There are three remaining teams who can offer a centerfielder the Cubs could use: the Toronto Blue Jays (Kevin Pillar), the Boston Red Sox (Mookie Betts) and the New York Yankees (Brett Gardner). (The Angels and Dodgers might have interest in Arrieta, but we can assume that they would be unwilling to part with Mike Trout or Joc Pederson, respectively).
So what kind of package could these three frontrunners put together?
Blue Jays: Pillar, Aaron Sanchez, Marcus Stroman
Red Sox: Betts, Eduardo Rodriguez, Henry Owens
Yankees: Gardner, Luis Severino, current starter, maybe Nathan Eovaldi
The Blue Jays package looks the strongest, as it offers two pitchers who have shown success in the majors already – both Sanchez and Stroman looked very promising in limited MLB action. But is it too high an asking price for them?
The thought of getting an arm like Severino is exciting too – as his upside could be as high as Arrieta’s.
The Red Sox pitchers are untested, but Betts looks like the most exciting centerfielder of the bunch. In reality, asking for him in return could be too high of an asking price for the Red Sox.

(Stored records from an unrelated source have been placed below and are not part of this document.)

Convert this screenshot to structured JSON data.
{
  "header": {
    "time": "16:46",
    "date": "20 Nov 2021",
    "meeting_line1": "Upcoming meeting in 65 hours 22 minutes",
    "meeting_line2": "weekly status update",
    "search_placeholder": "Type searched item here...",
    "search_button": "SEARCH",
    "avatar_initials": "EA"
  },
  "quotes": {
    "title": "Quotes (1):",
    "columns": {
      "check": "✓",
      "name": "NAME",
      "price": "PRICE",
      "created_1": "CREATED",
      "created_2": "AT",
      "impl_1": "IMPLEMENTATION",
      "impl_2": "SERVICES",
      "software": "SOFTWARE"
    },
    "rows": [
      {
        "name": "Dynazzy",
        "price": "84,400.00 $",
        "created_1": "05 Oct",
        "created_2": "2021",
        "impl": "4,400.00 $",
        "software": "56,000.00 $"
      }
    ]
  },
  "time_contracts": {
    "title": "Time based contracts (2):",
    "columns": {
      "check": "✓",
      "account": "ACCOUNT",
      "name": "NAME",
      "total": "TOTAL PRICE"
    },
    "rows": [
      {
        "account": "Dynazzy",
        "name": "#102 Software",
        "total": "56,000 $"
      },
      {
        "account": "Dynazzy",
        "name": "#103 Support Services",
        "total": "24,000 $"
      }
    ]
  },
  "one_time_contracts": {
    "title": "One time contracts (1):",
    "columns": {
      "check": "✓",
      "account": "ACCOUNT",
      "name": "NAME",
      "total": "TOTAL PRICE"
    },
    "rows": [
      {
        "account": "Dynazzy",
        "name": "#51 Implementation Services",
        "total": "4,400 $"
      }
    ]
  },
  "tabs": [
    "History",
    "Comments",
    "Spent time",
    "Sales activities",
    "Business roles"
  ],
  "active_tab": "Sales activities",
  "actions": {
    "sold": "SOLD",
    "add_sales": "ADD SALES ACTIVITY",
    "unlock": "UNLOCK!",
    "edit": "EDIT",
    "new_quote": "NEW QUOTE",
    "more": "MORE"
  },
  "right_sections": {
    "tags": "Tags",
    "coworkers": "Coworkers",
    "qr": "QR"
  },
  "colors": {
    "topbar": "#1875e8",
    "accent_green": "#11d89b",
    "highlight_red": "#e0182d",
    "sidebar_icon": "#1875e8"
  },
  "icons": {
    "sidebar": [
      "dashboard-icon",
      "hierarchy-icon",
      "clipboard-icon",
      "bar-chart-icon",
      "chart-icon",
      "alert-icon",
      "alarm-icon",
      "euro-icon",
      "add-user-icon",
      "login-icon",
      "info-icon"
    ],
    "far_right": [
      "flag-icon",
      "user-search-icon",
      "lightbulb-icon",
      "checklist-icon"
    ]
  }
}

In my opinion, these would be the only scenarios through which it makes any sense to trade Jake Arrieta. Would you take any of these trades? What other trades involving Jake Arrieta might be available that would make sense for the Cubs?